- 2015 Federal Election
Lowdermilk returns to farming roots with Frugie Beef
When the time came for Dwayne Lowdermilk to examine the next chapter in his life, it was a glimpse into the past that showed him his future.
Lowdermilk was flipping through a scrapbook his late mother, Hjordies, had put together chronicling her son’s life.
The book contained things like newspaper clippings, report cards and old photos, and she made one for each of her children.
There were two themes in the book: sports and life on a farm.
Lowdermilk loved growing up on the family farm in Burnaby.
When he was 15, he came to Langley to play junior A hockey with the Lords.
Eventually, he worked his way through the ranks of junior hockey and was an NHL draft pick in 1978 by the New York Islanders. Lowdermilk primarily played in the minor leagues but did suit up in a pair of NHL games with the Washington Capitals in the 1980-81 season.
He retired from pro hockey in 1982.
But hockey has long remained in his life as a coach and building and running ice rinks around town.
He was also involved with the junior B Aldergrove Kodiaks and then in 2009, took over the hockey program at Trinity Western University.
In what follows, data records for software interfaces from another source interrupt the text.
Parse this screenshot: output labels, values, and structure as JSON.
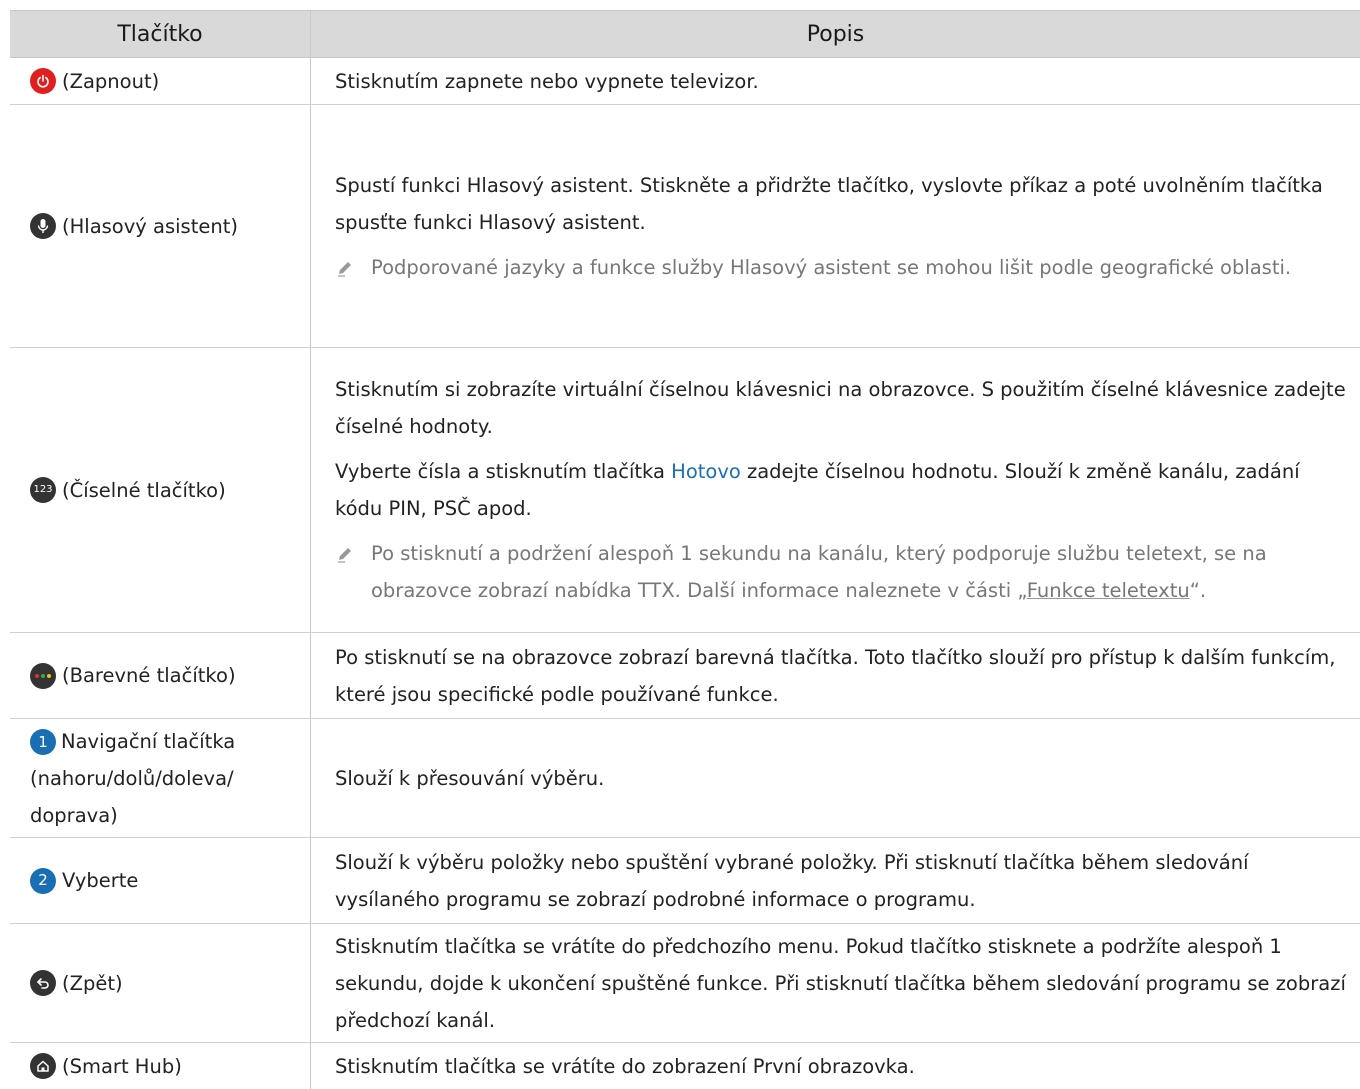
{
  "header": {
    "col1": "Tlačítko",
    "col2": "Popis"
  },
  "rows": [
    {
      "button": "(Zapnout)",
      "icon": "power-icon",
      "desc": "Stisknutím zapnete nebo vypnete televizor."
    },
    {
      "button": "(Hlasový asistent)",
      "icon": "microphone-icon",
      "desc": "Spustí funkci Hlasový asistent. Stiskněte a přidržte tlačítko, vyslovte příkaz a poté uvolněním tlačítka spusťte funkci Hlasový asistent.",
      "note": "Podporované jazyky a funkce služby Hlasový asistent se mohou lišit podle geografické oblasti."
    },
    {
      "button": "(Číselné tlačítko)",
      "icon": "number-123-icon",
      "icon_text": "123",
      "desc1": "Stisknutím si zobrazíte virtuální číselnou klávesnici na obrazovce. S použitím číselné klávesnice zadejte číselné hodnoty.",
      "desc2_pre": "Vyberte čísla a stisknutím tlačítka ",
      "desc2_hl": "Hotovo",
      "desc2_post": " zadejte číselnou hodnotu. Slouží k změně kanálu, zadání kódu PIN, PSČ apod.",
      "note_pre": "Po stisknutí a podržení alespoň 1 sekundu na kanálu, který podporuje službu teletext, se na obrazovce zobrazí nabídka TTX. Další informace naleznete v části „",
      "note_link": "Funkce teletextu",
      "note_post": "“."
    },
    {
      "button": "(Barevné tlačítko)",
      "icon": "color-dots-icon",
      "desc": "Po stisknutí se na obrazovce zobrazí barevná tlačítka. Toto tlačítko slouží pro přístup k dalším funkcím, které jsou specifické podle používané funkce."
    },
    {
      "badge": "1",
      "button": "Navigační tlačítka (nahoru/dolů/doleva/doprava)",
      "button_l1": "Navigační tlačítka",
      "button_l2": "(nahoru/dolů/doleva/",
      "button_l3": "doprava)",
      "desc": "Slouží k přesouvání výběru."
    },
    {
      "badge": "2",
      "button": "Vyberte",
      "desc": "Slouží k výběru položky nebo spuštění vybrané položky. Při stisknutí tlačítka během sledování vysílaného programu se zobrazí podrobné informace o programu."
    },
    {
      "button": "(Zpět)",
      "icon": "back-arrow-icon",
      "desc": "Stisknutím tlačítka se vrátíte do předchozího menu. Pokud tlačítko stisknete a podržíte alespoň 1 sekundu, dojde k ukončení spuštěné funkce. Při stisknutí tlačítka během sledování programu se zobrazí předchozí kanál."
    },
    {
      "button": "(Smart Hub)",
      "icon": "home-icon",
      "desc": "Stisknutím tlačítka se vrátíte do zobrazení První obrazovka."
    }
  ],
  "colors": {
    "header_bg": "#d9d9d9",
    "power_red": "#e02020",
    "badge_blue": "#1a6fb4",
    "highlight": "#1a6fb4",
    "note_gray": "#777777"
  }
}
He held that role until last year.
And a few years ago, Lowdermilk and his wife Susan began preparing for life after hockey.
“I pulled out this book she had given to each of us kids before she passed, a book of our life,” he explained.
“Going through it, looking at all the pictures of me as a kid, up until I was 10 years old, were just animals and I,” said Lowdermilk, who turned 56 last month.
“When I got to 13, it was animals and trophies, and then everything just became trophies.”
Looking back through the book, he realized just how much he loved farming and the Lowdermilks prepared for their next phase.
“We have done the hockey passion, that has been part of my life since I was six years old,” Lowdermilk said.
“And we decided we would raise healthy, happy cattle.
“This was just like a flash of all the memories of how my dad (Ken) farmed,” he said. “It was all about using the land to the best of its abilities and giving back.”
The Lowdermilks, who live on a Fort Langley farm, have launched their own business, Frugie Beef.
Frugie beef is a specialty beef that does not use hormones, antibiotics or growth steroids.
The cattle is raised on fruits and vegetables which creates a natural cleansing process.
The feeding process cleanses the beef and makes the meat tender and leaner.
“We marinate our beef from the inside out,” Lowdermilk said.
He said that this has a direct effect on people with allergies who have been able to eat their product with no symptoms.
Frugie Beef has a herd of 18 and they typically slaughter three a month.
The meat is flash frozen after 21 days of aging to ensure the optimal time to capture the freshness of the product. Each product is individually packaged.
They also offer a subscription service where they will automatically deliver the product around the Lower Mainland every three to six months.
The product is also available at Moreno’s Market and Deli at the corner of 72 Avenue and 200 Street.
For more, visit www.Frugiebeef.com or call 604-290-4886.